The Court of Appeal for Ontario upheld a liability finding for defamation and a $700,000 damages award. The defendants/appellants, Saul Rabinowitz and Moishe Bergman, were found to have waged an orchestrated, prolonged and vicious internet campaign against a prominent chartered accountant and businessman in Toronto, Ronald Rutman, designed to harm his personal and professional reputation.
Rabinowitz and Bergman were Rutman’s former business associates. Rabinowitz and Bergman worked for Artcraft Limited (“Artcraft”), a company that Rutman indirectly owned. In 2007, their relationship broke down and litigation ensued over the control of the company. The parties reached a settlement under which Rabinowitz and Bergman agreed to purchase most of the Artcraft assets, and the parties agreed to a mutual full and final release of all claims as against each other. Rabinowitz and Bergman harboured resentment over terms of the settlement. However, despite their requests, Rutman refused to renegotiate. In response, notwithstanding the execution of mutual full and final releases, Rabinowitz and Bergman sought to enjoin Rutman from exercising certain rights under the settlement agreement and issued a Statement of Claim that alleged professional impropriety against Rutman, including tax fraud. Rabinowitz and Bergman also commenced an application to force Rutman to pay an outstanding receivable owed to an Artcraft supplier called Laptide (the “Laptide Application”).
In December 2009, Rabinowitz began posting pseudonymous negative reviews about Rutman on Gigpark Inc., a website for reviews and recommendations of professionals, calling Rutman a tax cheat, corrupt, a master of tax fraud, a thief and a crook.
Rutman made ongoing requests of Gigpark to remove the defamatory posts, but when posts were removed, new posts replaced them. Ultimately, the Gigpark posts caused Rutman’s Gigpark page to appear as the first result of a Google search of his name.
In April 2009, Rabinowitz escalated the internet campaign. He created fraudulent Gmail accounts in Rutman’s name and disseminated the link to the Gigpark website.
Rabinowitz and Bergman then instructed their lawyer to use the defamation campaign as a litigation strategy to extort Rutman.
When their efforts at extortion failed and Rutman commenced the defamation action, the Applicants acted to destroy and withhold evidence, frustrate and breach an Anton Pillar, and fabricate evidence.
At trial, Rabinowitz conceded that he was responsible for the internet campaign, and admitted liability for defamation damages. Bergman denied that he participated in publishing the statements and claimed that he never condoned, encouraged, agreed to or sought to benefit from the defamation campaign. Artcraft also denied responsibility for Rabinowitz’s actions.
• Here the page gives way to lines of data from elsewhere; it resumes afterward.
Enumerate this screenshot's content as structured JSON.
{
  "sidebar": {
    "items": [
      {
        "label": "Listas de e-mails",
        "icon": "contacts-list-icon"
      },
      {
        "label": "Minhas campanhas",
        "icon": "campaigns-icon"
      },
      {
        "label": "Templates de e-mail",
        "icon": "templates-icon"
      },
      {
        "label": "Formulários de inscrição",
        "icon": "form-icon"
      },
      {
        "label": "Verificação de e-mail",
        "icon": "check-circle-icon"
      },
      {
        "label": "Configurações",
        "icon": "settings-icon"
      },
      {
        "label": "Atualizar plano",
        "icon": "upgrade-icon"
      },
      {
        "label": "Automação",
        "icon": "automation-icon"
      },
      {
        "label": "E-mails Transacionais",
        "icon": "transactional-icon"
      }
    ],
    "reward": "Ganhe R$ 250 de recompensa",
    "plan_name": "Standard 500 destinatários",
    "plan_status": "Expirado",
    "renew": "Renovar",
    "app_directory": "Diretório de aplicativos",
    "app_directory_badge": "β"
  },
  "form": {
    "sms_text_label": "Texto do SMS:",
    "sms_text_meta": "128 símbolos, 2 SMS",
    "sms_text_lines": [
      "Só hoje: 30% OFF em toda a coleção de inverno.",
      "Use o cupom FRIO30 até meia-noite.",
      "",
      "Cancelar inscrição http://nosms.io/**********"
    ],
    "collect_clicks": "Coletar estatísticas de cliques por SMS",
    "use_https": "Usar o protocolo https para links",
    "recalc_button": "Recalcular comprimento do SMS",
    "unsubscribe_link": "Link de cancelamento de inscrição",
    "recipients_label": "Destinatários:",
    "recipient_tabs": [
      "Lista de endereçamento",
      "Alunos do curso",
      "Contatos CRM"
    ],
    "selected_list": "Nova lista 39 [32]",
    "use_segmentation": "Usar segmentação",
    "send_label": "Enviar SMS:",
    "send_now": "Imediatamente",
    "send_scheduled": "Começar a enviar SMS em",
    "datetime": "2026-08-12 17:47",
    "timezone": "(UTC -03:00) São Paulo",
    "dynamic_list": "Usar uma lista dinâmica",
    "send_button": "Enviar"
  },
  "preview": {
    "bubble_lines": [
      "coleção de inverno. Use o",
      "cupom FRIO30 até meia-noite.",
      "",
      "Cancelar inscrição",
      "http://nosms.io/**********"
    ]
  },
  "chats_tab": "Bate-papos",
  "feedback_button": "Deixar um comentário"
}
The trial judge held that Bergman and Artcraft were jointly and severally liable for the defamatory internet campaign, finding that Bergman did not simply agree with or acquiesce in Rabinowitz’s campaign. To the contrary, Bergman knowingly used the defamation campaign for personal gain. He was involved in authorizing the use of Artcraft equipment and personnel to facilitate the defamation campaign; he jointly authorized his lawyer to use the defamation campaign and threats of an adverse report to the CRA to extort an advantageous settlement of the Laptide Application; and, contrary to court order, he deleted and destroyed emails and other data relevant to his involvement in the Internet defamation campaign.
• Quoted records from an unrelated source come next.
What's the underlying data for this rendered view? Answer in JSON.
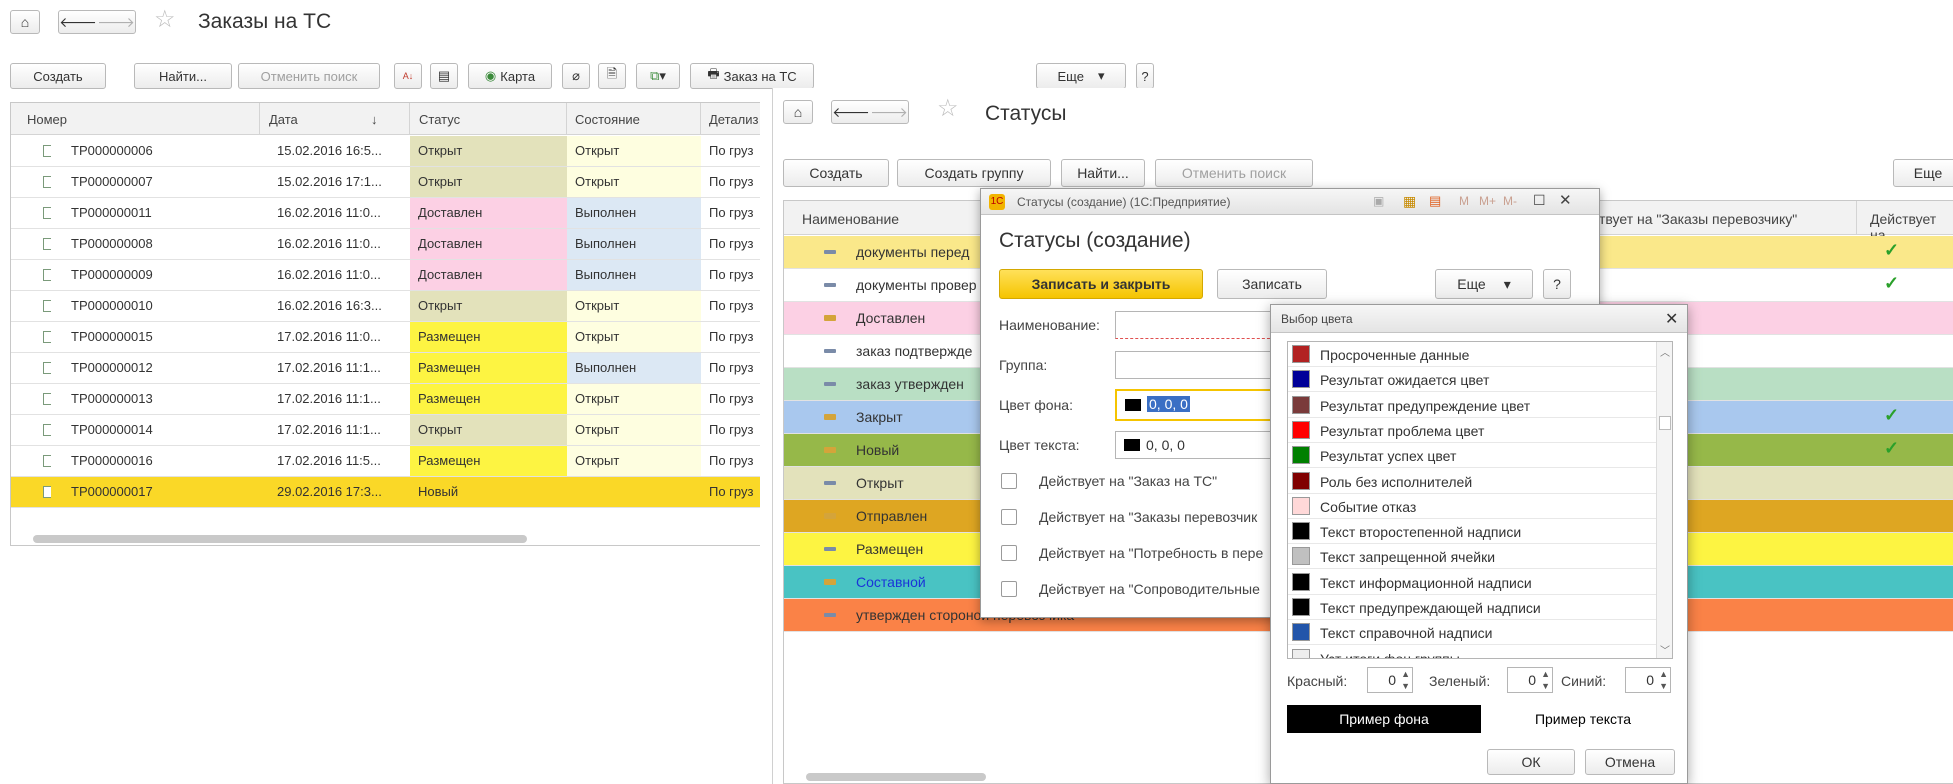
{
  "win1": {
    "title": "Заказы на ТС",
    "toolbar": {
      "create": "Создать",
      "find": "Найти...",
      "cancel_search": "Отменить поиск",
      "map": "Карта",
      "order": "Заказ на ТС",
      "more": "Еще",
      "help": "?"
    },
    "columns": [
      "Номер",
      "Дата",
      "Статус",
      "Состояние",
      "Детализ"
    ],
    "sort_arrow": "↓",
    "rows": [
      {
        "num": "ТР000000006",
        "date": "15.02.2016 16:5...",
        "status": "Открыт",
        "state": "Открыт",
        "det": "По груз"
      },
      {
        "num": "ТР000000007",
        "date": "15.02.2016 17:1...",
        "status": "Открыт",
        "state": "Открыт",
        "det": "По груз"
      },
      {
        "num": "ТР000000011",
        "date": "16.02.2016 11:0...",
        "status": "Доставлен",
        "state": "Выполнен",
        "det": "По груз"
      },
      {
        "num": "ТР000000008",
        "date": "16.02.2016 11:0...",
        "status": "Доставлен",
        "state": "Выполнен",
        "det": "По груз"
      },
      {
        "num": "ТР000000009",
        "date": "16.02.2016 11:0...",
        "status": "Доставлен",
        "state": "Выполнен",
        "det": "По груз"
      },
      {
        "num": "ТР000000010",
        "date": "16.02.2016 16:3...",
        "status": "Открыт",
        "state": "Открыт",
        "det": "По груз"
      },
      {
        "num": "ТР000000015",
        "date": "17.02.2016 11:0...",
        "status": "Размещен",
        "state": "Открыт",
        "det": "По груз"
      },
      {
        "num": "ТР000000012",
        "date": "17.02.2016 11:1...",
        "status": "Размещен",
        "state": "Выполнен",
        "det": "По груз"
      },
      {
        "num": "ТР000000013",
        "date": "17.02.2016 11:1...",
        "status": "Размещен",
        "state": "Открыт",
        "det": "По груз"
      },
      {
        "num": "ТР000000014",
        "date": "17.02.2016 11:1...",
        "status": "Открыт",
        "state": "Открыт",
        "det": "По груз"
      },
      {
        "num": "ТР000000016",
        "date": "17.02.2016 11:5...",
        "status": "Размещен",
        "state": "Открыт",
        "det": "По груз"
      },
      {
        "num": "ТР000000017",
        "date": "29.02.2016 17:3...",
        "status": "Новый",
        "state": "",
        "det": "По груз"
      }
    ]
  },
  "win2": {
    "title": "Статусы",
    "toolbar": {
      "create": "Создать",
      "create_group": "Создать группу",
      "find": "Найти...",
      "cancel_search": "Отменить поиск",
      "more": "Еще"
    },
    "col_name": "Наименование",
    "col_carrier": "ствует на \"Заказы перевозчику\"",
    "col_acts": "Действует на",
    "rows": [
      {
        "name": "документы перед",
        "bg": "#fae88a"
      },
      {
        "name": "документы провер",
        "bg": "#ffffff"
      },
      {
        "name": "Доставлен",
        "bg": "#fcd0e4"
      },
      {
        "name": "заказ подтвержде",
        "bg": "#ffffff"
      },
      {
        "name": "заказ утвержден",
        "bg": "#b9dfc4"
      },
      {
        "name": "Закрыт",
        "bg": "#a9c8ee"
      },
      {
        "name": "Новый",
        "bg": "#96b849"
      },
      {
        "name": "Открыт",
        "bg": "#e3e2bb"
      },
      {
        "name": "Отправлен",
        "bg": "#dea622"
      },
      {
        "name": "Размещен",
        "bg": "#fdf442"
      },
      {
        "name": "Составной",
        "bg": "#49c3c3"
      },
      {
        "name": "утвержден стороной перевозчика",
        "bg": "#fa8247"
      }
    ]
  },
  "dlg1": {
    "window_title": "Статусы (создание)  (1С:Предприятие)",
    "heading": "Статусы (создание)",
    "save_close": "Записать и закрыть",
    "save": "Записать",
    "more": "Еще",
    "help": "?",
    "label_name": "Наименование:",
    "label_group": "Группа:",
    "label_bg": "Цвет фона:",
    "value_bg": "0, 0, 0",
    "label_text": "Цвет текста:",
    "value_text": "0, 0, 0",
    "cb1": "Действует на \"Заказ на ТС\"",
    "cb2": "Действует на \"Заказы перевозчик",
    "cb3": "Действует на \"Потребность в пере",
    "cb4": "Действует на \"Сопроводительные",
    "title_letters": [
      "M",
      "M+",
      "M-"
    ]
  },
  "dlg2": {
    "title": "Выбор цвета",
    "colors": [
      {
        "name": "Просроченные данные",
        "color": "#b22222"
      },
      {
        "name": "Результат ожидается цвет",
        "color": "#000099"
      },
      {
        "name": "Результат предупреждение цвет",
        "color": "#7a3b3b"
      },
      {
        "name": "Результат проблема цвет",
        "color": "#ff0000"
      },
      {
        "name": "Результат успех цвет",
        "color": "#008000"
      },
      {
        "name": "Роль без исполнителей",
        "color": "#800000"
      },
      {
        "name": "Событие отказ",
        "color": "#ffd8d8"
      },
      {
        "name": "Текст второстепенной надписи",
        "color": "#000000"
      },
      {
        "name": "Текст запрещенной ячейки",
        "color": "#c0c0c0"
      },
      {
        "name": "Текст информационной надписи",
        "color": "#000000"
      },
      {
        "name": "Текст предупреждающей надписи",
        "color": "#000000"
      },
      {
        "name": "Текст справочной надписи",
        "color": "#2255aa"
      },
      {
        "name": "Уст итоги фон группы",
        "color": "#eeeeee"
      }
    ],
    "label_red": "Красный:",
    "label_green": "Зеленый:",
    "label_blue": "Синий:",
    "red": "0",
    "green": "0",
    "blue": "0",
    "sample_bg": "Пример фона",
    "sample_text": "Пример текста",
    "ok": "ОК",
    "cancel": "Отмена"
  }
}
The trial judge also found that Rabinowitz and Bergman, as the controlling shareholders, directors and directing minds of Artcraft, had authorized the use of Artcraft’s equipment and employees to effect the defamation campaign, and held that Artcraft was vicariously liable for the campaign.
The trial judge awarded $200,000 general damages against Rabinowitz, Bergman and Artcraft, jointly and severally; $200,000 aggravated damages and $250,000 punitive damages against Rabinowitz; and $50,000 punitive damages against Bergman.
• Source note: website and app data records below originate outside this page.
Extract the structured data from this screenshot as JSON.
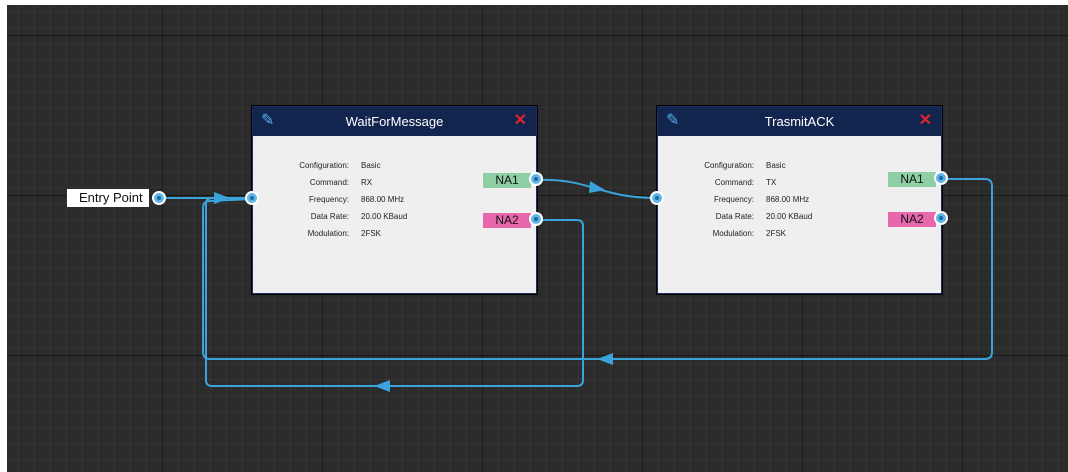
{
  "entry_point": {
    "label": "Entry Point"
  },
  "nodes": [
    {
      "title": "WaitForMessage",
      "properties": [
        {
          "label": "Configuration:",
          "value": "Basic"
        },
        {
          "label": "Command:",
          "value": "RX"
        },
        {
          "label": "Frequency:",
          "value": "868.00 MHz"
        },
        {
          "label": "Data Rate:",
          "value": "20.00 KBaud"
        },
        {
          "label": "Modulation:",
          "value": "2FSK"
        }
      ],
      "outputs": [
        {
          "label": "NA1"
        },
        {
          "label": "NA2"
        }
      ]
    },
    {
      "title": "TrasmitACK",
      "properties": [
        {
          "label": "Configuration:",
          "value": "Basic"
        },
        {
          "label": "Command:",
          "value": "TX"
        },
        {
          "label": "Frequency:",
          "value": "868.00 MHz"
        },
        {
          "label": "Data Rate:",
          "value": "20.00 KBaud"
        },
        {
          "label": "Modulation:",
          "value": "2FSK"
        }
      ],
      "outputs": [
        {
          "label": "NA1"
        },
        {
          "label": "NA2"
        }
      ]
    }
  ],
  "icons": {
    "edit": "pencil-icon",
    "close": "close-icon"
  },
  "colors": {
    "canvas": "#2b2b2b",
    "header": "#12254f",
    "wire": "#3aa3dc",
    "output_na1": "#8ecfa5",
    "output_na2": "#e867ad",
    "close": "#e0242c"
  }
}
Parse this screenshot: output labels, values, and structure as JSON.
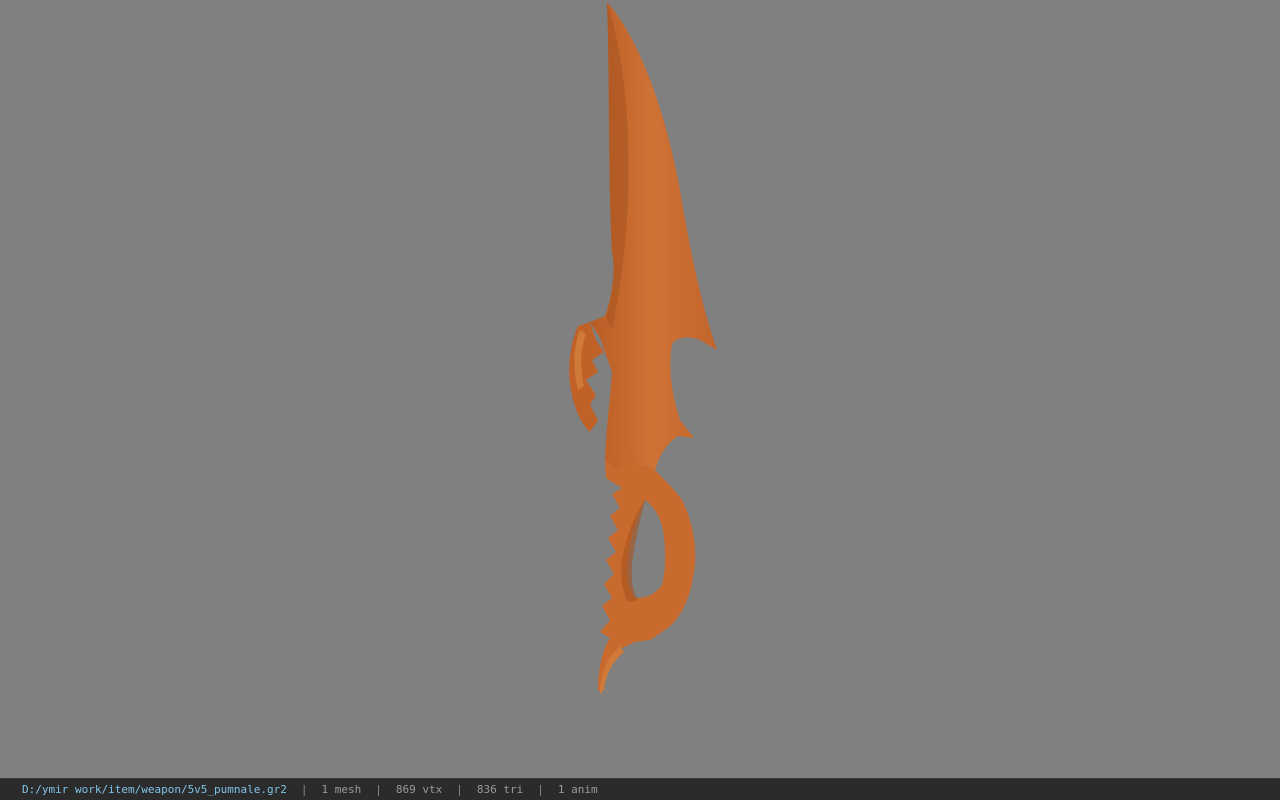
{
  "viewer": {
    "background_color": "#808080",
    "model_color": "#c8692e",
    "model_shadow_color": "#a8531f",
    "model_highlight_color": "#d9803f"
  },
  "status": {
    "file_path": "D:/ymir work/item/weapon/5v5_pumnale.gr2",
    "separator": "|",
    "mesh_count": "1 mesh",
    "vertex_count": "869 vtx",
    "triangle_count": "836 tri",
    "anim_count": "1 anim"
  }
}
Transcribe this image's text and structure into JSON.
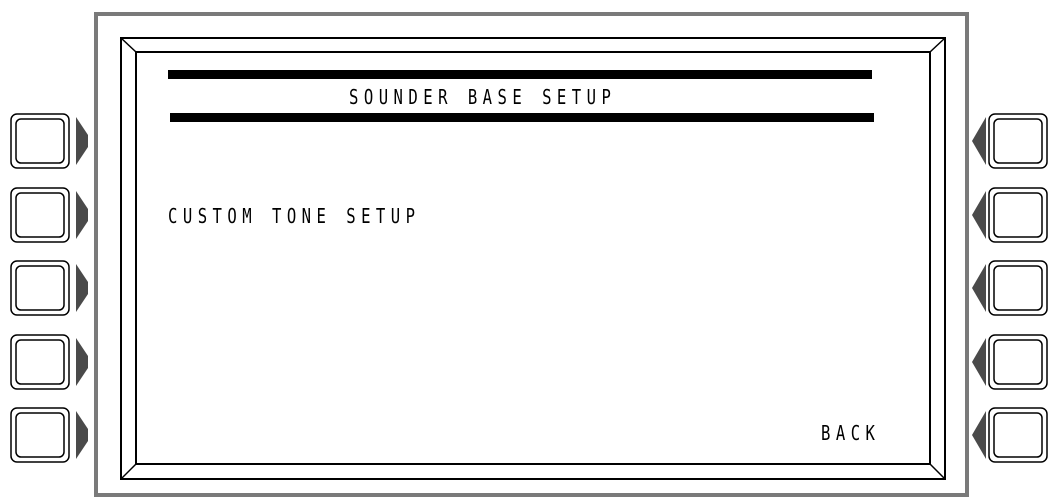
{
  "screen": {
    "title": "SOUNDER BASE SETUP",
    "menu_items": [
      {
        "label": "CUSTOM TONE SETUP"
      }
    ],
    "back_label": "BACK"
  },
  "softkeys": {
    "left": [
      "left-softkey-1",
      "left-softkey-2",
      "left-softkey-3",
      "left-softkey-4",
      "left-softkey-5"
    ],
    "right": [
      "right-softkey-1",
      "right-softkey-2",
      "right-softkey-3",
      "right-softkey-4",
      "right-softkey-5"
    ]
  },
  "colors": {
    "frame": "#7a7a7a",
    "arrow": "#4a4a4a",
    "text": "#000000",
    "background": "#ffffff"
  }
}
The Court of Appeal unanimously upheld the decision of the trial judge. The Court clarified the degree of involvement necessary to meet the requirements of concerted action liability. Although Bergman did not write, publicly approve or repeat the defamatory statements, the Court of Appeal upheld the trial judge’s decision that there was a common design between Bergman and Rabinowitz to cause harm to Rutman. Bergman’s involvement in furthering this common purpose was sufficient to hold him jointly and severally liable for Rabinowitz’s tortious acts.
The Court of Appeal also upheld the substantial damages award of $700,000. The Court emphasized that in assessing the damages incurred by victims of internet defamation, courts must consider the interactive nature, the anonymity, and the worldwide ubiquity of statements posted on the internet.
The Court also affirmed that Plaintiffs are under no obligation to prove actual loss or injury and general damages are presumed in defamation cases upon the publication of the false statement, even where Plaintiffs are not aware of any specific reputational injury.
The appellants have sought leave to appeal the damages award to the Supreme Court of Canada.
Helen A. Daley and Michael Finley of Wardle Daley Bernstein Bieber LLP acted for the appellants Moishe Bergman and Artcraft Company Inc.